That being said, I believe that all climbers (especially ones with less than 1 year of climbing experience) should both boulder and top rope. Doing both of these will help you become a more well rounded climber.
Just remember that there is no wrong choice when deciding which one to pick. It is entirely up to you to decide what you want to improve the most.
Both bouldering and top roping will improve every aspect of your climbing ability if done correctly. That being said, they tend to emphasize different aspects. I discuss what the primary focus of each of these is below.
Bouldering Focused Session
Bouldering problems are much shorter than top rope routes. Therefore, the bouldering problems are typically made to be harder and require more dynamic movements than the top rope routes.
Note: this is a generalization, not ALL bouldering problems will be made this way. There are a good amount of boulder problems that require tremendous technique and balance to send and are not just brute force.
As a general rule, climbers will need a lot of muscular strength and explosive power to send hard boulders. Beginning and focusing your session on bouldering will help develop this strength and power.
Top Rope Focused Session
Top rope routes are much longer than bouldering problems. Therefore, they are typically made to have easier moves and require a larger amount of static movements than the top rope routes. (This is a generalization like the one made above. There are a lot of top rope routes that have extremely difficult moves that require a lot of strength).
As a general rule, climbers will need a lot of muscular and cardiovascular endurance to send har top rope routes. Beginning and focusing your session on top roping will help develop this endurance.
Switch Your Climbing Type To End Your Session
Top roping and bouldering compliment each other very well. Top roping will help you with bouldering and vice versa.
Bouldering for more than just a few minutes will require a degree of muscular endurance. Finishing off your bouldering session with some top rope is a great way to work on this and get your forearms more pumped than a bike tire.
The crux of top rope/sport climbing routes is the hardest part of them. The crux often requires a combination of strength and technique to send. Bouldering at the end of your session when you are exhausted (just how you will be when reaching the crux) will help you prepare and train this.
So, once you have spent the majority of your time working on the one you wanted to improve, switch to the other. Think of this as putting the icing on a cake. You already made the cake, now it’s just time to finish it off.
The Bottom Line

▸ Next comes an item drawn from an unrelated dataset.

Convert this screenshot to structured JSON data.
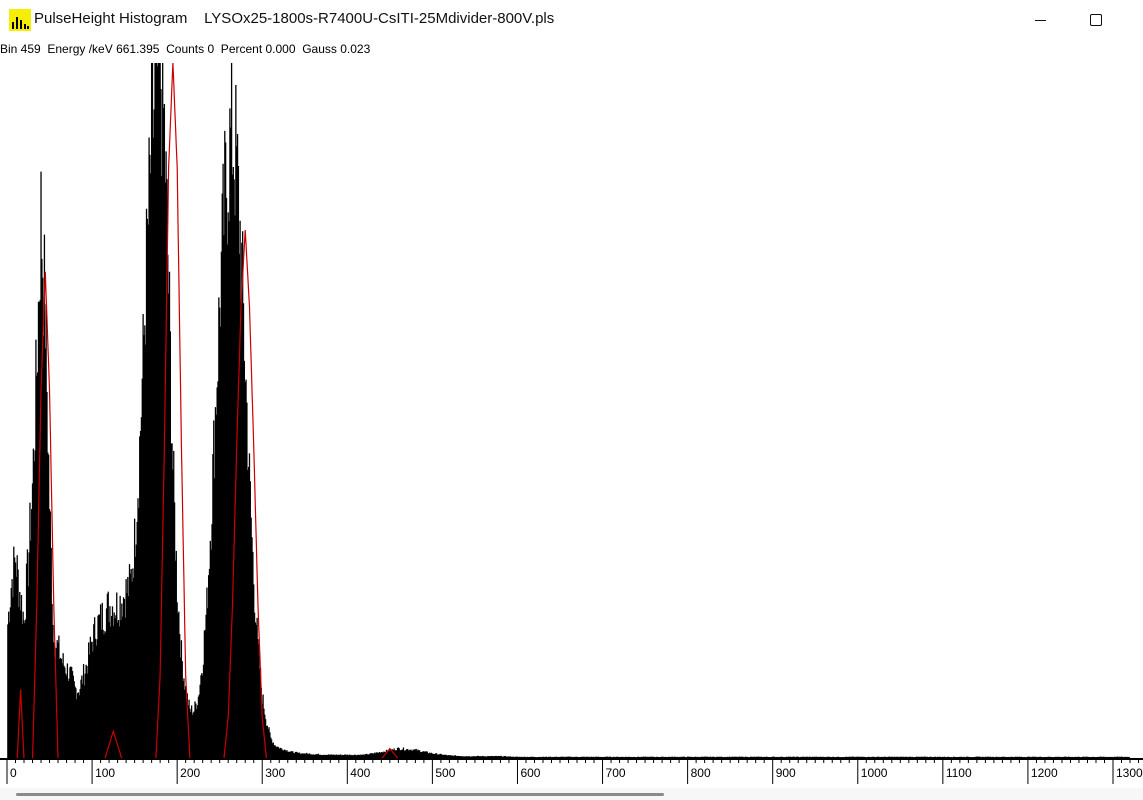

Always do a brief warm up to get your muscles warm before your session to help prevent injuries. Start your working session with the type of climbing you wish to work on and improve the most. Finish off the session with the other type to help you become a more well-rounded climber.